INPUT
⟨
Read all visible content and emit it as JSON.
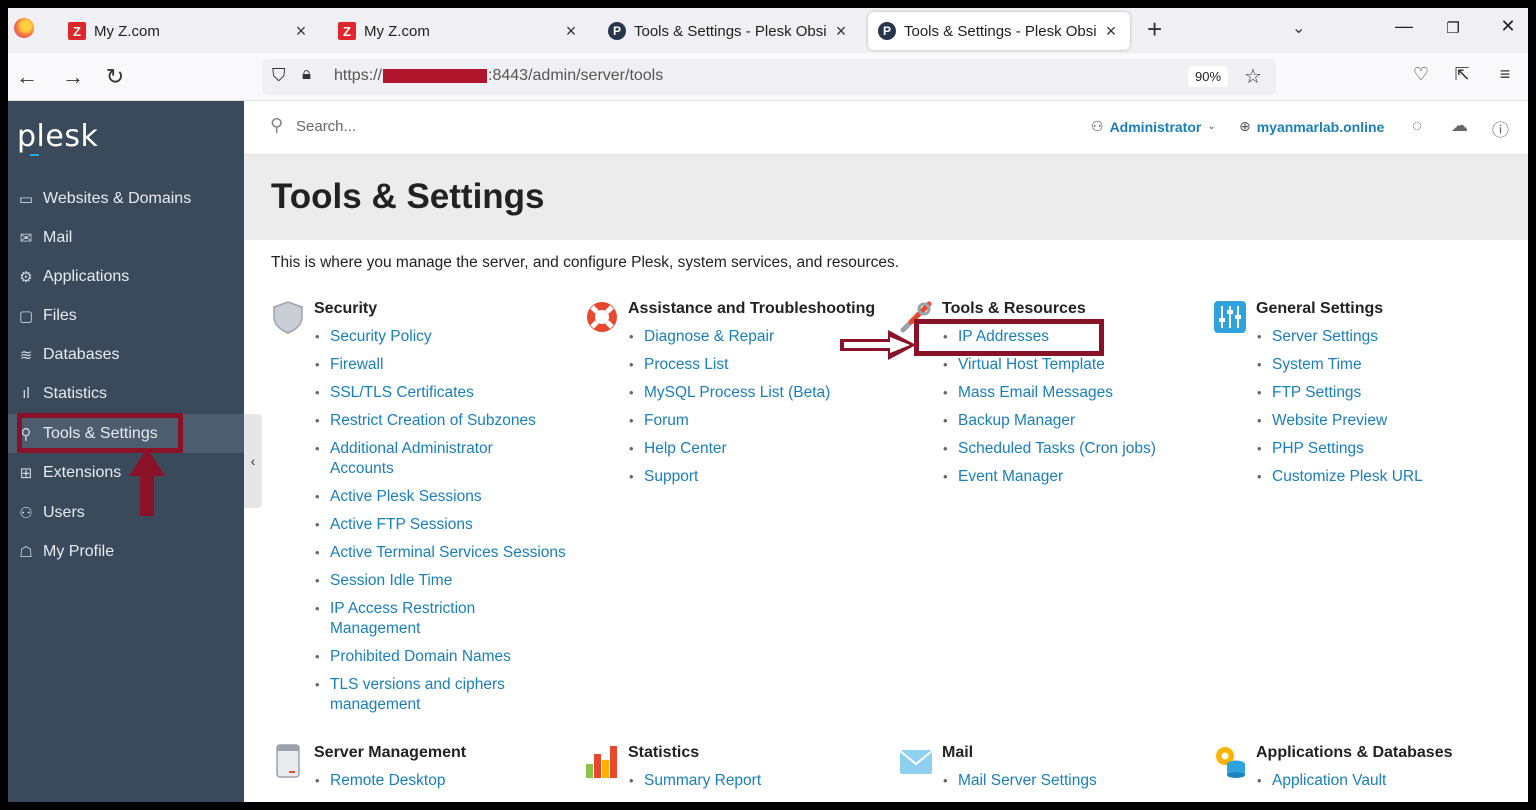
{
  "browser": {
    "tabs": [
      {
        "title": "My Z.com",
        "favicon": "z-logo-icon",
        "close": "×"
      },
      {
        "title": "My Z.com",
        "favicon": "z-logo-icon",
        "close": "×"
      },
      {
        "title": "Tools & Settings - Plesk Obsidia",
        "favicon": "plesk-p-icon",
        "close": "×"
      },
      {
        "title": "Tools & Settings - Plesk Obsidia",
        "favicon": "plesk-p-icon",
        "close": "×"
      }
    ],
    "url": {
      "prefix": "https://",
      "suffix": ":8443/admin/server/tools"
    },
    "zoom": "90%"
  },
  "sidebar": {
    "brand": "plesk",
    "items": [
      {
        "label": "Websites & Domains",
        "icon": "monitor-icon"
      },
      {
        "label": "Mail",
        "icon": "mail-icon"
      },
      {
        "label": "Applications",
        "icon": "gear-icon"
      },
      {
        "label": "Files",
        "icon": "folder-icon"
      },
      {
        "label": "Databases",
        "icon": "database-icon"
      },
      {
        "label": "Statistics",
        "icon": "bar-chart-icon"
      },
      {
        "label": "Tools & Settings",
        "icon": "sliders-icon",
        "active": true
      },
      {
        "label": "Extensions",
        "icon": "extensions-icon"
      },
      {
        "label": "Users",
        "icon": "user-icon"
      },
      {
        "label": "My Profile",
        "icon": "profile-icon"
      }
    ]
  },
  "topbar": {
    "search_placeholder": "Search...",
    "user": "Administrator",
    "domain": "myanmarlab.online"
  },
  "page": {
    "title": "Tools & Settings",
    "description": "This is where you manage the server, and configure Plesk, system services, and resources."
  },
  "groups": [
    {
      "title": "Security",
      "icon": "shield-icon",
      "items": [
        "Security Policy",
        "Firewall",
        "SSL/TLS Certificates",
        "Restrict Creation of Subzones",
        "Additional Administrator Accounts",
        "Active Plesk Sessions",
        "Active FTP Sessions",
        "Active Terminal Services Sessions",
        "Session Idle Time",
        "IP Access Restriction Management",
        "Prohibited Domain Names",
        "TLS versions and ciphers management"
      ]
    },
    {
      "title": "Assistance and Troubleshooting",
      "icon": "lifebuoy-icon",
      "items": [
        "Diagnose & Repair",
        "Process List",
        "MySQL Process List (Beta)",
        "Forum",
        "Help Center",
        "Support"
      ]
    },
    {
      "title": "Tools & Resources",
      "icon": "tools-icon",
      "items": [
        "IP Addresses",
        "Virtual Host Template",
        "Mass Email Messages",
        "Backup Manager",
        "Scheduled Tasks (Cron jobs)",
        "Event Manager"
      ]
    },
    {
      "title": "General Settings",
      "icon": "sliders-icon",
      "items": [
        "Server Settings",
        "System Time",
        "FTP Settings",
        "Website Preview",
        "PHP Settings",
        "Customize Plesk URL"
      ]
    },
    {
      "title": "Server Management",
      "icon": "server-icon",
      "items": [
        "Remote Desktop"
      ]
    },
    {
      "title": "Statistics",
      "icon": "bar-chart-icon",
      "items": [
        "Summary Report"
      ]
    },
    {
      "title": "Mail",
      "icon": "envelope-icon",
      "items": [
        "Mail Server Settings"
      ]
    },
    {
      "title": "Applications & Databases",
      "icon": "apps-db-icon",
      "items": [
        "Application Vault"
      ]
    }
  ],
  "colors": {
    "annotation": "#8a1228",
    "link": "#1a7fb8",
    "sidebar": "#3a4a5b"
  }
}
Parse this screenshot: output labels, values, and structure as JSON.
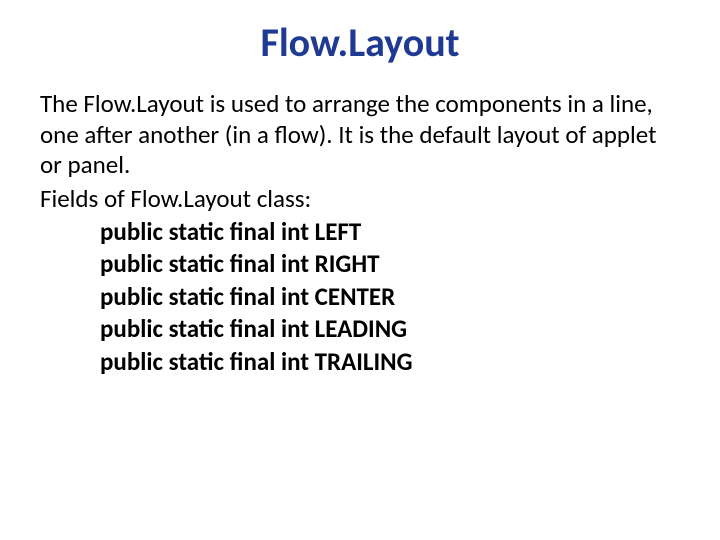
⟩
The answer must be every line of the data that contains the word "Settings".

TASK ANSWER
        "title": "Tools & Settings - Plesk Obsidia",
        "title": "Tools & Settings - Plesk Obsidia",
        "label": "Tools & Settings",
    "title": "Tools & Settings",
      "title": "General Settings",
        "Server Settings",
        "FTP Settings",
        "PHP Settings",
        "Mail Server Settings"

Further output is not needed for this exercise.